EXERCISE OBJECTIVE: Among the entries below, find the lines holding "cálculo" and copy them.

○ ○ ○ ○ ○

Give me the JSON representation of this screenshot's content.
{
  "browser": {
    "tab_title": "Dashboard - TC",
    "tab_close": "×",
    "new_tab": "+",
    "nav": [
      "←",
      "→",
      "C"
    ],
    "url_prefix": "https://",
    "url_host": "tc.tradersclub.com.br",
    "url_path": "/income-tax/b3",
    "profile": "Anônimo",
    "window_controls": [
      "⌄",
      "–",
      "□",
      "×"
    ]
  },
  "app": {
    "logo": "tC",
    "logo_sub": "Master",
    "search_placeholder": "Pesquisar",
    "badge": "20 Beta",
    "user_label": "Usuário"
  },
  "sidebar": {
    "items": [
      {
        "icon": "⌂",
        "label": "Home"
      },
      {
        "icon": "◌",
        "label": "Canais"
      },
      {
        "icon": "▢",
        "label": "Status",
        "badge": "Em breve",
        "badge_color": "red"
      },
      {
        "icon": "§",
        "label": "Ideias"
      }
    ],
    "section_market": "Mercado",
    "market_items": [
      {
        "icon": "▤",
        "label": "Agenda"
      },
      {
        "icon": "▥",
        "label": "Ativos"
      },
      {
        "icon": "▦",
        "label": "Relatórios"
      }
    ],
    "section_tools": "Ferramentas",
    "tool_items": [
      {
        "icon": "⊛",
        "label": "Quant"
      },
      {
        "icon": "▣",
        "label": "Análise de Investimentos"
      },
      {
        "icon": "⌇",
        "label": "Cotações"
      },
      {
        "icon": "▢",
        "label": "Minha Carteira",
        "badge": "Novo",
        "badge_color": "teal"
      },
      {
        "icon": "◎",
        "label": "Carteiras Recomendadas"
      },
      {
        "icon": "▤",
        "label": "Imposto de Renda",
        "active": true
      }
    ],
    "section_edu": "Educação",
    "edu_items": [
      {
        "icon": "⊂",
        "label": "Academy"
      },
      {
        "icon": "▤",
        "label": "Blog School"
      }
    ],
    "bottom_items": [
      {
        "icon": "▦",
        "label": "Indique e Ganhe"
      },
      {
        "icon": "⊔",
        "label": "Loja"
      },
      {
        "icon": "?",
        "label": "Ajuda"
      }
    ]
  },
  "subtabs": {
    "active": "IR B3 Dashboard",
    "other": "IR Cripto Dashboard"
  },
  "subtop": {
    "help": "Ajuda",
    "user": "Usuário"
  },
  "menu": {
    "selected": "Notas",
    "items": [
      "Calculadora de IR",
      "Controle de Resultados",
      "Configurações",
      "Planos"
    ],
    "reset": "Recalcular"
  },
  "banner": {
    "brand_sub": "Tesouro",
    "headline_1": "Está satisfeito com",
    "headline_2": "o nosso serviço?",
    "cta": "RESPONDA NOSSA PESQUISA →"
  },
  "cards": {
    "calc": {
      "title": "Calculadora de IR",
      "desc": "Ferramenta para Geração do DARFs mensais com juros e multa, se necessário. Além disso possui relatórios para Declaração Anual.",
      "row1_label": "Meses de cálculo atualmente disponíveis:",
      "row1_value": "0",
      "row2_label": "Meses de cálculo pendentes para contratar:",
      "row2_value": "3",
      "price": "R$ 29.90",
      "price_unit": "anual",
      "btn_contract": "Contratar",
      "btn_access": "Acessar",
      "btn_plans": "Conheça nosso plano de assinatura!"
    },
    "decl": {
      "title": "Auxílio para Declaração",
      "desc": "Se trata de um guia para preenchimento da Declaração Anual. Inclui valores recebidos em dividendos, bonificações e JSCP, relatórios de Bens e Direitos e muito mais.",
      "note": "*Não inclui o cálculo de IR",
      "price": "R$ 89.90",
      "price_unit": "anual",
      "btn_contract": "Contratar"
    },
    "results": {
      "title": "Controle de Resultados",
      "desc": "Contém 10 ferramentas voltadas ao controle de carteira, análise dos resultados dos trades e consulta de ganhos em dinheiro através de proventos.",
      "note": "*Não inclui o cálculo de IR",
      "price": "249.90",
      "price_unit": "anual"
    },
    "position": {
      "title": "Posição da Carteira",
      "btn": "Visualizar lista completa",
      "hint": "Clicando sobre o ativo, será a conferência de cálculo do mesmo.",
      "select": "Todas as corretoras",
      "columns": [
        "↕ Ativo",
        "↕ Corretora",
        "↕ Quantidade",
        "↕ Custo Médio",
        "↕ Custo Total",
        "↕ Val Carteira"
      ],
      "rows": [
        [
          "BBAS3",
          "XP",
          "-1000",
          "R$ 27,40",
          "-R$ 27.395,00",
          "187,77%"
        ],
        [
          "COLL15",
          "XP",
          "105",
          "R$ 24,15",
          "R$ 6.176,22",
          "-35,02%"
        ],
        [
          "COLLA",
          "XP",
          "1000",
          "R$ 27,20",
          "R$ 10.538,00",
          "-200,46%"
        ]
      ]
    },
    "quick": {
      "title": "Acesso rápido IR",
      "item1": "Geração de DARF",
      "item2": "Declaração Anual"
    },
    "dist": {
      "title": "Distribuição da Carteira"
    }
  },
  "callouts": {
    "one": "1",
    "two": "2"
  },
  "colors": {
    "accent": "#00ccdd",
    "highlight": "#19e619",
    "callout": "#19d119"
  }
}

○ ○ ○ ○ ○

RESULT OF THIS EXERCISE:
      "row1_label": "Meses de cálculo atualmente disponíveis:",
      "row2_label": "Meses de cálculo pendentes para contratar:",
      "note": "*Não inclui o cálculo de IR",
      "note": "*Não inclui o cálculo de IR",
      "hint": "Clicando sobre o ativo, será a conferência de cálculo do mesmo.",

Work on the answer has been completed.